What is eating my vegetable plants?

Turning over the leaf of this radish plant, large and small green aphids are seen dining on the leaf.
The first time I saw a tomato hornworm, I thought the little bright green guy looked cute. That cuteness quickly dissipated when I saw the damage to my tomato plant caused by the hornworm. If you have a vegetable garden, you probably ensure your plants get the basic care such as water, mulch or fertilizer. You should also be aware of pests that could harm your vegetable plants. Understanding the types of garden pests is the first step toward controlling them.

Insects

Insects may hop, crawl or fly to your vegetable plants. Some insects, like the tomato hornworm and the cabbage root fly, seek only the vegetables after which they were named. The insects may eat the root, leaves or fruit of the plant. Some insects are large (the tomato hornworm I saw was the size of my little finger) and some insects are quite small, like aphids. Keep in mind that not all insects are pests. Ladybugs and bees are beneficial insects in a vegetable garden. For pictures and descriptions of vegetable garden insects, both harmful and beneficial, visit Texas A&M University Extension.

Animals

Deer, rabbits, cats, squirrels, dogs and some other four-legged animals can also be a garden nuisance as they may eat tender leaves or fruit, trample plants, dig holes, or defecate in the garden. Smaller animals, like mice or rats may also come to the garden for food. Of less concern are birds, which may eat fruit but then, birds also eat harmful insects. For a thorough description of potential animals that may be eating vegetable plants in your garden, see the University of California's Integrated Pest Management Program.

General control options

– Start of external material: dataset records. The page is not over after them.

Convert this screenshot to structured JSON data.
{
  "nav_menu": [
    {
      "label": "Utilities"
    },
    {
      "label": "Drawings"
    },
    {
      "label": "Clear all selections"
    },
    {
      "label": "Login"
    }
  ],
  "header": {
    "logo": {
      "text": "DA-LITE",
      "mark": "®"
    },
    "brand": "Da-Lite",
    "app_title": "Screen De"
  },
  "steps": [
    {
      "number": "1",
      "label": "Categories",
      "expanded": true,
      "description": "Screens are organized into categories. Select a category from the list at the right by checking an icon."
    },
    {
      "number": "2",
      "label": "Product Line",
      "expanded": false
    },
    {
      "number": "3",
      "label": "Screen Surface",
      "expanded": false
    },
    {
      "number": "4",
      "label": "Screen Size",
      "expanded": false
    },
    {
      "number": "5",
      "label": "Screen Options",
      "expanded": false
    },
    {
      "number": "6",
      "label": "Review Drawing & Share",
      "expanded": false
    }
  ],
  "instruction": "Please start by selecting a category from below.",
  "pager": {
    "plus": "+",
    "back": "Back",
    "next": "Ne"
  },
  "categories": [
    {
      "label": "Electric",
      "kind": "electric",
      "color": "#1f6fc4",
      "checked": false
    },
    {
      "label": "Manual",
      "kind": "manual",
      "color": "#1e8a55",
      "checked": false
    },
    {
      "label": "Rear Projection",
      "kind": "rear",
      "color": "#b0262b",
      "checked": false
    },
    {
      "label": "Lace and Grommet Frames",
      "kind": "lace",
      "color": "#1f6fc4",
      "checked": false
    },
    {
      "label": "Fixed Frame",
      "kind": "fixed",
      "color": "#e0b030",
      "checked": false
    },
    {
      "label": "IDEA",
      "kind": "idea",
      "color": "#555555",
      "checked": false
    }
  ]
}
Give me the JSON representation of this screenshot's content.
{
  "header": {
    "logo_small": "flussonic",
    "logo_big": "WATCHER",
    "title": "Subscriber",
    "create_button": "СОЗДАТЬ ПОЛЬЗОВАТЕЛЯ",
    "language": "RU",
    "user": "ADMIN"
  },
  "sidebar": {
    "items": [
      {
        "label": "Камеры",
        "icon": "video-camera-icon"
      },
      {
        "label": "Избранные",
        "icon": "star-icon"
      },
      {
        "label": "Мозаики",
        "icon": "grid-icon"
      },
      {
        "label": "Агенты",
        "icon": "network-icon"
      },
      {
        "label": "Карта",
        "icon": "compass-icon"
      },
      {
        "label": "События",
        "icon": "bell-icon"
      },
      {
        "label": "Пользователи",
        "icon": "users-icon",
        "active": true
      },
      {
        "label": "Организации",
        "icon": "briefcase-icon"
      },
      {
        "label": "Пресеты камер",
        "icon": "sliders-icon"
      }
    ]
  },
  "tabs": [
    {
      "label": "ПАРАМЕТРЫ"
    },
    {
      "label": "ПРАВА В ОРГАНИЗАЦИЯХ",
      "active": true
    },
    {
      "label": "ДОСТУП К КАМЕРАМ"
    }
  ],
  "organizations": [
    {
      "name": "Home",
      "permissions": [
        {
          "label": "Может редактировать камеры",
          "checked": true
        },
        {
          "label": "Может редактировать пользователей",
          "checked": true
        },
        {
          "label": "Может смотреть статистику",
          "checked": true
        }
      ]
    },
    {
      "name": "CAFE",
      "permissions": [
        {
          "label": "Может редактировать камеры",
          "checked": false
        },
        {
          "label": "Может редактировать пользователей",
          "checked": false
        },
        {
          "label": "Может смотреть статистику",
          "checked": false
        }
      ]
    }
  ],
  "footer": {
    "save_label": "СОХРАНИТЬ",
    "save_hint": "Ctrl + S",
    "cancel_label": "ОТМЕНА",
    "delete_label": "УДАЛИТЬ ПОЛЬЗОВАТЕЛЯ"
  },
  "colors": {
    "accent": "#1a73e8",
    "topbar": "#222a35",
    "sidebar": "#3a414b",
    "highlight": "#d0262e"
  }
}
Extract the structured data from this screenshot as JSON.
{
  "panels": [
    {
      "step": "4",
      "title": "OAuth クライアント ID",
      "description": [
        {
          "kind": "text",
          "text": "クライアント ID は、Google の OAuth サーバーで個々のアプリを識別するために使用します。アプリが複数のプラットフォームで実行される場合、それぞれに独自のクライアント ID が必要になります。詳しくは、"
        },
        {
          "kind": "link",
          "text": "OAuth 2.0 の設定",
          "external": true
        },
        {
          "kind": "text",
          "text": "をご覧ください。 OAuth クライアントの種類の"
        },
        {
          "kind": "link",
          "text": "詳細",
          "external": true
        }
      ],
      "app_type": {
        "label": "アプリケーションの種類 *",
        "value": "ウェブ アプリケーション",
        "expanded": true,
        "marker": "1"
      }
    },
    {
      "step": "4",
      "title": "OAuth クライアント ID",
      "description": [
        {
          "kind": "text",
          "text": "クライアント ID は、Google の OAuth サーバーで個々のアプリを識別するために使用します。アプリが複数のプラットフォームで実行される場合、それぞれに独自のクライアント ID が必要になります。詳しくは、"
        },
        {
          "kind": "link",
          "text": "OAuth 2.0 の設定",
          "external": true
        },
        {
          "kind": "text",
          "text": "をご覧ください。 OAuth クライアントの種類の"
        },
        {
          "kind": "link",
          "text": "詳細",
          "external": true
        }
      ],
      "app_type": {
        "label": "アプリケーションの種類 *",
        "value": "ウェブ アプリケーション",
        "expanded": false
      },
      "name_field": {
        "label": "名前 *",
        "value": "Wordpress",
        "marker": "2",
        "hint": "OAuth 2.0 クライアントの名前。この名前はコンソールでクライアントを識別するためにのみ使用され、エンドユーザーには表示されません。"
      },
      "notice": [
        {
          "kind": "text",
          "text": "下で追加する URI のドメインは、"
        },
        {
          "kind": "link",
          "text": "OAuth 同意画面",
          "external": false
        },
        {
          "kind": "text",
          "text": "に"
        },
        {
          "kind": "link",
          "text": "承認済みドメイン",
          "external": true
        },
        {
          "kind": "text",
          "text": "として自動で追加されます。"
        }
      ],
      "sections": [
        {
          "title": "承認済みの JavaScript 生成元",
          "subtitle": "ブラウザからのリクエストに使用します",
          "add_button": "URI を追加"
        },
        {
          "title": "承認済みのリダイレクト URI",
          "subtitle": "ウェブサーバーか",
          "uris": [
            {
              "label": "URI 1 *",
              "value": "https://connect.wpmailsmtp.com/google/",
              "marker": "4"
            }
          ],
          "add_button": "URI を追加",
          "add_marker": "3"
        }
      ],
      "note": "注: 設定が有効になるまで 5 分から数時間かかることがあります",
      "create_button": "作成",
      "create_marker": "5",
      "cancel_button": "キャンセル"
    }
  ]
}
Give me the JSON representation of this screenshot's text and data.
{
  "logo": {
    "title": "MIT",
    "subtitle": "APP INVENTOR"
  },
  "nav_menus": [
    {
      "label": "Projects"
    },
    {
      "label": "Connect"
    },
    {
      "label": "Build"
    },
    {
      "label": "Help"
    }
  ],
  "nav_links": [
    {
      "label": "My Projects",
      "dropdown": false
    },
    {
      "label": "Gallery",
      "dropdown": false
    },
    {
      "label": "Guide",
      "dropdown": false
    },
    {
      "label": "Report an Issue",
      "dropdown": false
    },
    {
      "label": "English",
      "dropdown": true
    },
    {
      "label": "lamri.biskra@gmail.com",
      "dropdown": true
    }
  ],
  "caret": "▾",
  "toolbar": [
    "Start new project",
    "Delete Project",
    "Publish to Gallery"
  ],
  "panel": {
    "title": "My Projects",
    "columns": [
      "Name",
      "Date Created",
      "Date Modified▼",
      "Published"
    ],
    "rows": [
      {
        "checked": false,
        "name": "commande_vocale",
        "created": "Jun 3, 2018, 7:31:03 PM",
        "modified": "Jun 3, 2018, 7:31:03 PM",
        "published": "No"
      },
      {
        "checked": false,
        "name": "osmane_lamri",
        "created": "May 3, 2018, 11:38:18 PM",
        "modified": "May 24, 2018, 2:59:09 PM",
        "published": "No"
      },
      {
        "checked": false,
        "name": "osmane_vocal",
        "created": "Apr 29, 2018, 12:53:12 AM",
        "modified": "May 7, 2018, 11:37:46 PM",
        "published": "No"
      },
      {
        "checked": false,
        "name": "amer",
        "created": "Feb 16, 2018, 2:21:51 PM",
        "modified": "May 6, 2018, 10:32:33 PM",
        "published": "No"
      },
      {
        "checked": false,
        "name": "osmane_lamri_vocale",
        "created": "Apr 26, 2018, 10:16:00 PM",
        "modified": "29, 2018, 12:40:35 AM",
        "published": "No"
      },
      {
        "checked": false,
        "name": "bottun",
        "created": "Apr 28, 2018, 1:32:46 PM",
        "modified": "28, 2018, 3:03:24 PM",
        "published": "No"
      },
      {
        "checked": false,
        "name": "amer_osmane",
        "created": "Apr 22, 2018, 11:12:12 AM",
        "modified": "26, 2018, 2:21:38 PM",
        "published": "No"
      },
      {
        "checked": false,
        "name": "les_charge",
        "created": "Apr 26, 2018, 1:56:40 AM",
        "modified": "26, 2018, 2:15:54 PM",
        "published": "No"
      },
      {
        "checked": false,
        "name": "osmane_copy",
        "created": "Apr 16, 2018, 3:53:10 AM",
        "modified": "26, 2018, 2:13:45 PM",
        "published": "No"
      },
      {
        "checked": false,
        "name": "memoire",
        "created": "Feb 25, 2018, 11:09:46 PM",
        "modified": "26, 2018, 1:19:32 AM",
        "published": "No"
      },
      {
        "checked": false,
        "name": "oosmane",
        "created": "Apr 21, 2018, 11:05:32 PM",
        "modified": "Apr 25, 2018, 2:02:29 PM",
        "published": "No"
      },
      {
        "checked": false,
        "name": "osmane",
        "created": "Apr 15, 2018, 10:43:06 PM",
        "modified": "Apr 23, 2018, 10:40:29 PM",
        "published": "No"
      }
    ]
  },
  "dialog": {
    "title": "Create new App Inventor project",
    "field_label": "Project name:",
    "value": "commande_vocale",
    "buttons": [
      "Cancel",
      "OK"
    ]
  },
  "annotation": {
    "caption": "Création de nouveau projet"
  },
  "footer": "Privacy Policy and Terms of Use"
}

Preventing or eradicating pests varies depending on the plant being attacked and the type of pest. Some success in keeping annoying insects away from vegetable plants is accomplished by planting specific flowers whose scent deters bugs. In addition, a tall fence or bird netting may be the answer to send animals shopping elsewhere for a meal. In addition to the referenced Integrated Pest Management websites, your local university or college may have a county extension office through whom you can gain assistance. The services of county extensions are free and usually available by phone, email, or in-person at the extension office.